The problem
Collect all lines from the records below that include the word "leggero".

*** Provided entries Section Begins ***

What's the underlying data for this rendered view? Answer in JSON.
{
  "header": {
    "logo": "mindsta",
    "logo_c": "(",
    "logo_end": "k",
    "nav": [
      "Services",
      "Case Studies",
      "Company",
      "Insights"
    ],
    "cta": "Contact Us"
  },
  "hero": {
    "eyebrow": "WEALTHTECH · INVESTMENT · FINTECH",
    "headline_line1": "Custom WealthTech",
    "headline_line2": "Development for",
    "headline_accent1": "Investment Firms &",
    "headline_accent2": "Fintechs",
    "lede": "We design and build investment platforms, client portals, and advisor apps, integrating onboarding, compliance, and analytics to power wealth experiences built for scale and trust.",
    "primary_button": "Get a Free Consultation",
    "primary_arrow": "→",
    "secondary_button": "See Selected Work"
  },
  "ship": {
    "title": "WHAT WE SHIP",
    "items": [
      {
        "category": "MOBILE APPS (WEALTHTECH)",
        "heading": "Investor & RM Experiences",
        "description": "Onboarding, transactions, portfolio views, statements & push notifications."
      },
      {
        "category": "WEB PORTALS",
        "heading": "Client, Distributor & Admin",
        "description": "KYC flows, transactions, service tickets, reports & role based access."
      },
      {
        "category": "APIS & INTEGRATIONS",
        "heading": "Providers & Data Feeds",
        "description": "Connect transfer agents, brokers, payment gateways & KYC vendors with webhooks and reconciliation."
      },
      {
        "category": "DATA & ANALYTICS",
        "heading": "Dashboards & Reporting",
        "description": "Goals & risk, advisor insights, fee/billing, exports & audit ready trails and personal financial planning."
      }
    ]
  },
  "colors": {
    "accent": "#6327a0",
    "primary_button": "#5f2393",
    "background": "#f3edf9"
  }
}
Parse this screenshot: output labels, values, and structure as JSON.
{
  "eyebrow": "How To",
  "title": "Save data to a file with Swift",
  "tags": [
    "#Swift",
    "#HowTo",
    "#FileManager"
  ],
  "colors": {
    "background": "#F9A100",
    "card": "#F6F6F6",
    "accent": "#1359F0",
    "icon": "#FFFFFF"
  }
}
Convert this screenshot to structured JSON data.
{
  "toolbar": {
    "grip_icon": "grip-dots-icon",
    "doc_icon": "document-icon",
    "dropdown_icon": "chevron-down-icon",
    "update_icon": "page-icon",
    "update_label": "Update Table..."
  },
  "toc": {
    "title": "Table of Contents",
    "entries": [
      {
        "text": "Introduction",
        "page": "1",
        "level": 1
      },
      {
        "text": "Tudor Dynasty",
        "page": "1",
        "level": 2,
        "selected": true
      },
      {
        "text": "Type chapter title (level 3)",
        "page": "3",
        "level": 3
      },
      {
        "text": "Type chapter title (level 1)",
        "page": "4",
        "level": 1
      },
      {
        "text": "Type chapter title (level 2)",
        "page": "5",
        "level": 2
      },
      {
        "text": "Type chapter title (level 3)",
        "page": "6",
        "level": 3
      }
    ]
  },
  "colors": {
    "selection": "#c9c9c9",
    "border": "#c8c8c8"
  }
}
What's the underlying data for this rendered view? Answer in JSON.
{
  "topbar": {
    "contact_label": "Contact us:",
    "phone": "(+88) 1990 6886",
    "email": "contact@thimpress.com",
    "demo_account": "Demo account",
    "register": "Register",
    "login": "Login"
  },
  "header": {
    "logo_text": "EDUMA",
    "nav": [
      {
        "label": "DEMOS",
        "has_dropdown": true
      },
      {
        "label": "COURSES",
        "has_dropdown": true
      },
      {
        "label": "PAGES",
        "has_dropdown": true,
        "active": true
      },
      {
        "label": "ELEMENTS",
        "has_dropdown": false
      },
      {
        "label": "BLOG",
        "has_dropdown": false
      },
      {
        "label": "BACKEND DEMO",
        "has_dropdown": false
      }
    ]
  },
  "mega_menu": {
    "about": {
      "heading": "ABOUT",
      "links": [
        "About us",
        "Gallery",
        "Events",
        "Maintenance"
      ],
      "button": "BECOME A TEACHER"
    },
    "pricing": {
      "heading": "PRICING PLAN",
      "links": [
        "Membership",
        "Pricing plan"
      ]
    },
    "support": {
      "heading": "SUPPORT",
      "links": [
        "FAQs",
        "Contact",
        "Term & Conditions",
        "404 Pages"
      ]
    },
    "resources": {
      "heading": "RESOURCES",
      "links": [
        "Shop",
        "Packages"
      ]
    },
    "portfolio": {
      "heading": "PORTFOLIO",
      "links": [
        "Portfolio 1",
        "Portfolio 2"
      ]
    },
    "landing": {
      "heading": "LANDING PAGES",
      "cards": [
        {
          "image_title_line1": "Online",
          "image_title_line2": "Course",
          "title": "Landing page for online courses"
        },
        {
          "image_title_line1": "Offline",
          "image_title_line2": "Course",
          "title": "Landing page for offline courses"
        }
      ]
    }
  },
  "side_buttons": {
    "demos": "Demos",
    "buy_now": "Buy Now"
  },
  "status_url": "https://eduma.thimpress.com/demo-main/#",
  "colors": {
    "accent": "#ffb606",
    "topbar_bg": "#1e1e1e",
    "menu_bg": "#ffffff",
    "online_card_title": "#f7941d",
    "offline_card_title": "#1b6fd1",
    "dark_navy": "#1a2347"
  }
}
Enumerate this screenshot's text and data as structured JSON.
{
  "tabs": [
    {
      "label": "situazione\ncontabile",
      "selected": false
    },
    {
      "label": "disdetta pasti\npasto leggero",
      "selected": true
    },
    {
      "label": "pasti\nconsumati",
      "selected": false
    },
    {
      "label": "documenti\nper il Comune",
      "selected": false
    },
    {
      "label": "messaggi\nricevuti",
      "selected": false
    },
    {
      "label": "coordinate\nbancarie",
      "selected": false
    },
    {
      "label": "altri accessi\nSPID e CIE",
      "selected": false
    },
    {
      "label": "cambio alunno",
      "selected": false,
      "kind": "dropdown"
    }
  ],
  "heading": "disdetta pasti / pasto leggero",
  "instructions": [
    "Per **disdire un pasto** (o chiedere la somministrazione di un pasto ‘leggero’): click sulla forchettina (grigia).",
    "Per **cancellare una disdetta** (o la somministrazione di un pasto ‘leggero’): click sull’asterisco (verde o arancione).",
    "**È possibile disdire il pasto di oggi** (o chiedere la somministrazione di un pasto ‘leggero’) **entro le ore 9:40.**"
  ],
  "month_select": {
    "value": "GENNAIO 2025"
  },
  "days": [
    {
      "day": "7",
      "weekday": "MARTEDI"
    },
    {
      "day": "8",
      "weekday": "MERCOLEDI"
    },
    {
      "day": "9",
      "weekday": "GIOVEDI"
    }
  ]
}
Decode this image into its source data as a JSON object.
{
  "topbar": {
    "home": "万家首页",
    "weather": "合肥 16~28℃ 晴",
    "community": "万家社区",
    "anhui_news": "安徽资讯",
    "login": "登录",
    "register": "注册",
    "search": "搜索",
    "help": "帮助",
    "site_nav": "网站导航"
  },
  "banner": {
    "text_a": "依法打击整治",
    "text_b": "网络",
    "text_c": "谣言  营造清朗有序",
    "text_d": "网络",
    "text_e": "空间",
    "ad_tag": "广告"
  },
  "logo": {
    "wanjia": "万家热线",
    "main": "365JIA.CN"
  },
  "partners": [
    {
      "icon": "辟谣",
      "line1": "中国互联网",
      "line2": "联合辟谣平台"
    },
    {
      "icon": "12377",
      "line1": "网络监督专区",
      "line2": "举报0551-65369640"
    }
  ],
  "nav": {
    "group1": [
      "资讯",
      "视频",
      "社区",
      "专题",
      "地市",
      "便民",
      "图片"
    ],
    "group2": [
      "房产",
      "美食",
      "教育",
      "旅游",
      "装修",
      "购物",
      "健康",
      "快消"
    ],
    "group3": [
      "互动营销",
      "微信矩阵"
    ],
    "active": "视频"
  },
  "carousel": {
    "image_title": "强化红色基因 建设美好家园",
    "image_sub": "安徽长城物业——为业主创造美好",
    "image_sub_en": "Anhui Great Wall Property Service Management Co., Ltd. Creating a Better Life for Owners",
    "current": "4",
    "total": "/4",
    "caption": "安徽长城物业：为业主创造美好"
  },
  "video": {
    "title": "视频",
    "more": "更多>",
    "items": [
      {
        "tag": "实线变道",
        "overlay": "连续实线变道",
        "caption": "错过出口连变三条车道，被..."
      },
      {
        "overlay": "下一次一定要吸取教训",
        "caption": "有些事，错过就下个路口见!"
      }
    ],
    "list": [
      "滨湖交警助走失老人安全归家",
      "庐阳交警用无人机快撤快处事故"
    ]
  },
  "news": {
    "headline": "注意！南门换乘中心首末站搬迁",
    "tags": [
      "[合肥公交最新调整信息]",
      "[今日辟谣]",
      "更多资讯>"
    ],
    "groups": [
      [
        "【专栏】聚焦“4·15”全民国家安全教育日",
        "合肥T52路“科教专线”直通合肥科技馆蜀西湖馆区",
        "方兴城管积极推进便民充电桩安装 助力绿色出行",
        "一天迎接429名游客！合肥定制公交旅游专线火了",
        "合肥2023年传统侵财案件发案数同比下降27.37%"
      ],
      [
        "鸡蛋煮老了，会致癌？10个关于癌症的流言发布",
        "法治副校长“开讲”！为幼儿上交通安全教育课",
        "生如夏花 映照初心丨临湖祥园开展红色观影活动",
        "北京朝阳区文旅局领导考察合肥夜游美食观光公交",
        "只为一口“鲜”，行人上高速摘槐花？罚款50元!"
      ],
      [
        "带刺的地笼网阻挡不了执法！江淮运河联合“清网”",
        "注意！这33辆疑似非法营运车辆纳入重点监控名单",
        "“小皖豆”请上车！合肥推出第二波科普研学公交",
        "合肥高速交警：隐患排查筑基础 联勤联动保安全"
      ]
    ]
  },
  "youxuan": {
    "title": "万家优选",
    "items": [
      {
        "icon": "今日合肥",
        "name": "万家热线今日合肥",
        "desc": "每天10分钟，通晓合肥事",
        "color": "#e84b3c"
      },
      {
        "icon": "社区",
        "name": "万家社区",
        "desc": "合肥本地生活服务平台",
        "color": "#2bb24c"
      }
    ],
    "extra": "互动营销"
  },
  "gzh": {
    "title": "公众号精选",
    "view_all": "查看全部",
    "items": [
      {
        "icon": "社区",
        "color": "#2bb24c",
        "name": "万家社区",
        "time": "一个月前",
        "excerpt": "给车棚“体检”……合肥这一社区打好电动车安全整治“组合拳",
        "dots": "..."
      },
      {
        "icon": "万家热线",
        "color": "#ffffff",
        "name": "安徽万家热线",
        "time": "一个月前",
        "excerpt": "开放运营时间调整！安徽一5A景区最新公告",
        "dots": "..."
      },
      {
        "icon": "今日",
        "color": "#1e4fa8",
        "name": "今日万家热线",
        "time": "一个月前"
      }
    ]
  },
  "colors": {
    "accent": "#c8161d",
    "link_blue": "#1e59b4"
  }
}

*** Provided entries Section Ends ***

Written answer
      "label": "disdetta pasti\npasto leggero",
  "heading": "disdetta pasti / pasto leggero",
    "Per **disdire un pasto** (o chiedere la somministrazione di un pasto ‘leggero’): click sulla forchettina (grigia).",
    "Per **cancellare una disdetta** (o la somministrazione di un pasto ‘leggero’): click sull’asterisco (verde o arancione).",
    "**È possibile disdire il pasto di oggi** (o chiedere la somministrazione di un pasto ‘leggero’) **entro le ore 9:40.**"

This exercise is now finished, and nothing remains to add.